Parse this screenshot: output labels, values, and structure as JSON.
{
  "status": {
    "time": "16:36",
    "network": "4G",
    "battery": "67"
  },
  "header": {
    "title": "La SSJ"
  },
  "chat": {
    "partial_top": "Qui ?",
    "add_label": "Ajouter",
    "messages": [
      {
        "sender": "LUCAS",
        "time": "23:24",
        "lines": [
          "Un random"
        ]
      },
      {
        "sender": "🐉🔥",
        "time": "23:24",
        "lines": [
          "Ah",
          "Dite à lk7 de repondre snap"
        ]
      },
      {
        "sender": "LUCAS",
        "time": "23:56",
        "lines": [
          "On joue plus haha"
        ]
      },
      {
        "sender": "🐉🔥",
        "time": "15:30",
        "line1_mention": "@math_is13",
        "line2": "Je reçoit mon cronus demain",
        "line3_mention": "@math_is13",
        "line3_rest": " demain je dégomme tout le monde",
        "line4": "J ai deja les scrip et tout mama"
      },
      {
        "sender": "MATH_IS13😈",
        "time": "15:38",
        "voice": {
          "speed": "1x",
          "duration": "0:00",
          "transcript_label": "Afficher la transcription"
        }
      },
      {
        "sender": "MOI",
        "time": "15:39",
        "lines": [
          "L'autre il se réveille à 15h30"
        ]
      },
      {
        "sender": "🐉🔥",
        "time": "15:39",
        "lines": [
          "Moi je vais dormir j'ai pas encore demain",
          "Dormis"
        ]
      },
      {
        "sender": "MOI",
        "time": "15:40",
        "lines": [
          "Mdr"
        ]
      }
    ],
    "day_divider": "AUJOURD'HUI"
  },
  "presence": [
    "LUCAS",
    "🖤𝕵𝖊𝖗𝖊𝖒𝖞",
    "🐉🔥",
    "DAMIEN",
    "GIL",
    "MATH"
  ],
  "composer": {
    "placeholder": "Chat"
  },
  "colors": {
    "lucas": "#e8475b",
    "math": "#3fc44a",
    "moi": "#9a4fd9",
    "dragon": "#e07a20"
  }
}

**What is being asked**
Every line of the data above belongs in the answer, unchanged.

**Worked solution**
Parse this screenshot: output labels, values, and structure as JSON.
{
  "status": {
    "time": "16:36",
    "network": "4G",
    "battery": "67"
  },
  "header": {
    "title": "La SSJ"
  },
  "chat": {
    "partial_top": "Qui ?",
    "add_label": "Ajouter",
    "messages": [
      {
        "sender": "LUCAS",
        "time": "23:24",
        "lines": [
          "Un random"
        ]
      },
      {
        "sender": "🐉🔥",
        "time": "23:24",
        "lines": [
          "Ah",
          "Dite à lk7 de repondre snap"
        ]
      },
      {
        "sender": "LUCAS",
        "time": "23:56",
        "lines": [
          "On joue plus haha"
        ]
      },
      {
        "sender": "🐉🔥",
        "time": "15:30",
        "line1_mention": "@math_is13",
        "line2": "Je reçoit mon cronus demain",
        "line3_mention": "@math_is13",
        "line3_rest": " demain je dégomme tout le monde",
        "line4": "J ai deja les scrip et tout mama"
      },
      {
        "sender": "MATH_IS13😈",
        "time": "15:38",
        "voice": {
          "speed": "1x",
          "duration": "0:00",
          "transcript_label": "Afficher la transcription"
        }
      },
      {
        "sender": "MOI",
        "time": "15:39",
        "lines": [
          "L'autre il se réveille à 15h30"
        ]
      },
      {
        "sender": "🐉🔥",
        "time": "15:39",
        "lines": [
          "Moi je vais dormir j'ai pas encore demain",
          "Dormis"
        ]
      },
      {
        "sender": "MOI",
        "time": "15:40",
        "lines": [
          "Mdr"
        ]
      }
    ],
    "day_divider": "AUJOURD'HUI"
  },
  "presence": [
    "LUCAS",
    "🖤𝕵𝖊𝖗𝖊𝖒𝖞",
    "🐉🔥",
    "DAMIEN",
    "GIL",
    "MATH"
  ],
  "composer": {
    "placeholder": "Chat"
  },
  "colors": {
    "lucas": "#e8475b",
    "math": "#3fc44a",
    "moi": "#9a4fd9",
    "dragon": "#e07a20"
  }
}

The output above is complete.